DESCRIPTION OF THE TASK — Please copy out the records that follow exactly as they stand.

INFORMATION PROVIDED —
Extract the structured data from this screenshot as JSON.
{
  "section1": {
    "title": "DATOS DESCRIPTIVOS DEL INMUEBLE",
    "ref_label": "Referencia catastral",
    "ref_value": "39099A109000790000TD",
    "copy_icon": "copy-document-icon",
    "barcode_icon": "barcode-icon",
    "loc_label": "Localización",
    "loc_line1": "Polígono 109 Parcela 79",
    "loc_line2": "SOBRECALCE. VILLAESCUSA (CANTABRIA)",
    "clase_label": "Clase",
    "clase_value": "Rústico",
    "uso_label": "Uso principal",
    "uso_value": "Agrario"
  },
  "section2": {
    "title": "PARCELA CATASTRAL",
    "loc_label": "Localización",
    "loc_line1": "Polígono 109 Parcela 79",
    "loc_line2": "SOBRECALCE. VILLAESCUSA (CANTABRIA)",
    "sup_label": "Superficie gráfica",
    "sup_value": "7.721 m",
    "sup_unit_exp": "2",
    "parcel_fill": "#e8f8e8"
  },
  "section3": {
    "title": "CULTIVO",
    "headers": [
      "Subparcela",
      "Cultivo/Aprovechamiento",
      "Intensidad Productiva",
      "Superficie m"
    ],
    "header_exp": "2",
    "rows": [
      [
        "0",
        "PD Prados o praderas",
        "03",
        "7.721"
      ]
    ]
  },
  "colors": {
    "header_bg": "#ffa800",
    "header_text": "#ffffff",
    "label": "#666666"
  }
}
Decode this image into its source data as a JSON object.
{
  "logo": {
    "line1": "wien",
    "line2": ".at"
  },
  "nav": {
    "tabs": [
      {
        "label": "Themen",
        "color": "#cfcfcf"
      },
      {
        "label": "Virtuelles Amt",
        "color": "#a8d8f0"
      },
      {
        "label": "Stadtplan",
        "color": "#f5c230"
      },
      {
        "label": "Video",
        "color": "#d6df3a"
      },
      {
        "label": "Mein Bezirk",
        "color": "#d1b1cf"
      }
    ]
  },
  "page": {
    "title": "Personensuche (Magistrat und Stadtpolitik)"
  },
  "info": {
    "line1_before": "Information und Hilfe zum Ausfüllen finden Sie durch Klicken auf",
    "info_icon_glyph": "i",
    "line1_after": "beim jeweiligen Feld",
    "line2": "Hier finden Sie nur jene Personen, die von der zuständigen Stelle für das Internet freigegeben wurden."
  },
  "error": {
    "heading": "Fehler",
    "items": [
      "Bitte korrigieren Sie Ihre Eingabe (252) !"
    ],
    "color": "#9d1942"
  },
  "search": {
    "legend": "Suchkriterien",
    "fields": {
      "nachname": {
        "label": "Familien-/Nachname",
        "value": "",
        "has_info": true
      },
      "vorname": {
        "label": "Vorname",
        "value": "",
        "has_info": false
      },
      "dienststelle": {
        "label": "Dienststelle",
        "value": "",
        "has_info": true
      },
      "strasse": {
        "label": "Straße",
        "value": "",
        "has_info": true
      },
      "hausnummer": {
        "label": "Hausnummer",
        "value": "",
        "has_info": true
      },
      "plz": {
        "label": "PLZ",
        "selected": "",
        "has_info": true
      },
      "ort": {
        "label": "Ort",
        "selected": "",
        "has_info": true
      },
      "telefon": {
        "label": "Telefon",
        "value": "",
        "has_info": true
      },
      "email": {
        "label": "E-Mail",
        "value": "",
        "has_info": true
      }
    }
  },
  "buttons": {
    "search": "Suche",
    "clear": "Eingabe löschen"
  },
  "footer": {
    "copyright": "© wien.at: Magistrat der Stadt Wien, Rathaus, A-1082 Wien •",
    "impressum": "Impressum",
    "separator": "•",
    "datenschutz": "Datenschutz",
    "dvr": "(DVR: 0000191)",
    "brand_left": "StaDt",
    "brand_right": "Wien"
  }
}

RESPONSE BELOW —
Extract the structured data from this screenshot as JSON.
{
  "section1": {
    "title": "DATOS DESCRIPTIVOS DEL INMUEBLE",
    "ref_label": "Referencia catastral",
    "ref_value": "39099A109000790000TD",
    "copy_icon": "copy-document-icon",
    "barcode_icon": "barcode-icon",
    "loc_label": "Localización",
    "loc_line1": "Polígono 109 Parcela 79",
    "loc_line2": "SOBRECALCE. VILLAESCUSA (CANTABRIA)",
    "clase_label": "Clase",
    "clase_value": "Rústico",
    "uso_label": "Uso principal",
    "uso_value": "Agrario"
  },
  "section2": {
    "title": "PARCELA CATASTRAL",
    "loc_label": "Localización",
    "loc_line1": "Polígono 109 Parcela 79",
    "loc_line2": "SOBRECALCE. VILLAESCUSA (CANTABRIA)",
    "sup_label": "Superficie gráfica",
    "sup_value": "7.721 m",
    "sup_unit_exp": "2",
    "parcel_fill": "#e8f8e8"
  },
  "section3": {
    "title": "CULTIVO",
    "headers": [
      "Subparcela",
      "Cultivo/Aprovechamiento",
      "Intensidad Productiva",
      "Superficie m"
    ],
    "header_exp": "2",
    "rows": [
      [
        "0",
        "PD Prados o praderas",
        "03",
        "7.721"
      ]
    ]
  },
  "colors": {
    "header_bg": "#ffa800",
    "header_text": "#ffffff",
    "label": "#666666"
  }
}
Decode this image into its source data as a JSON object.
{
  "logo": {
    "line1": "wien",
    "line2": ".at"
  },
  "nav": {
    "tabs": [
      {
        "label": "Themen",
        "color": "#cfcfcf"
      },
      {
        "label": "Virtuelles Amt",
        "color": "#a8d8f0"
      },
      {
        "label": "Stadtplan",
        "color": "#f5c230"
      },
      {
        "label": "Video",
        "color": "#d6df3a"
      },
      {
        "label": "Mein Bezirk",
        "color": "#d1b1cf"
      }
    ]
  },
  "page": {
    "title": "Personensuche (Magistrat und Stadtpolitik)"
  },
  "info": {
    "line1_before": "Information und Hilfe zum Ausfüllen finden Sie durch Klicken auf",
    "info_icon_glyph": "i",
    "line1_after": "beim jeweiligen Feld",
    "line2": "Hier finden Sie nur jene Personen, die von der zuständigen Stelle für das Internet freigegeben wurden."
  },
  "error": {
    "heading": "Fehler",
    "items": [
      "Bitte korrigieren Sie Ihre Eingabe (252) !"
    ],
    "color": "#9d1942"
  },
  "search": {
    "legend": "Suchkriterien",
    "fields": {
      "nachname": {
        "label": "Familien-/Nachname",
        "value": "",
        "has_info": true
      },
      "vorname": {
        "label": "Vorname",
        "value": "",
        "has_info": false
      },
      "dienststelle": {
        "label": "Dienststelle",
        "value": "",
        "has_info": true
      },
      "strasse": {
        "label": "Straße",
        "value": "",
        "has_info": true
      },
      "hausnummer": {
        "label": "Hausnummer",
        "value": "",
        "has_info": true
      },
      "plz": {
        "label": "PLZ",
        "selected": "",
        "has_info": true
      },
      "ort": {
        "label": "Ort",
        "selected": "",
        "has_info": true
      },
      "telefon": {
        "label": "Telefon",
        "value": "",
        "has_info": true
      },
      "email": {
        "label": "E-Mail",
        "value": "",
        "has_info": true
      }
    }
  },
  "buttons": {
    "search": "Suche",
    "clear": "Eingabe löschen"
  },
  "footer": {
    "copyright": "© wien.at: Magistrat der Stadt Wien, Rathaus, A-1082 Wien •",
    "impressum": "Impressum",
    "separator": "•",
    "datenschutz": "Datenschutz",
    "dvr": "(DVR: 0000191)",
    "brand_left": "StaDt",
    "brand_right": "Wien"
  }
}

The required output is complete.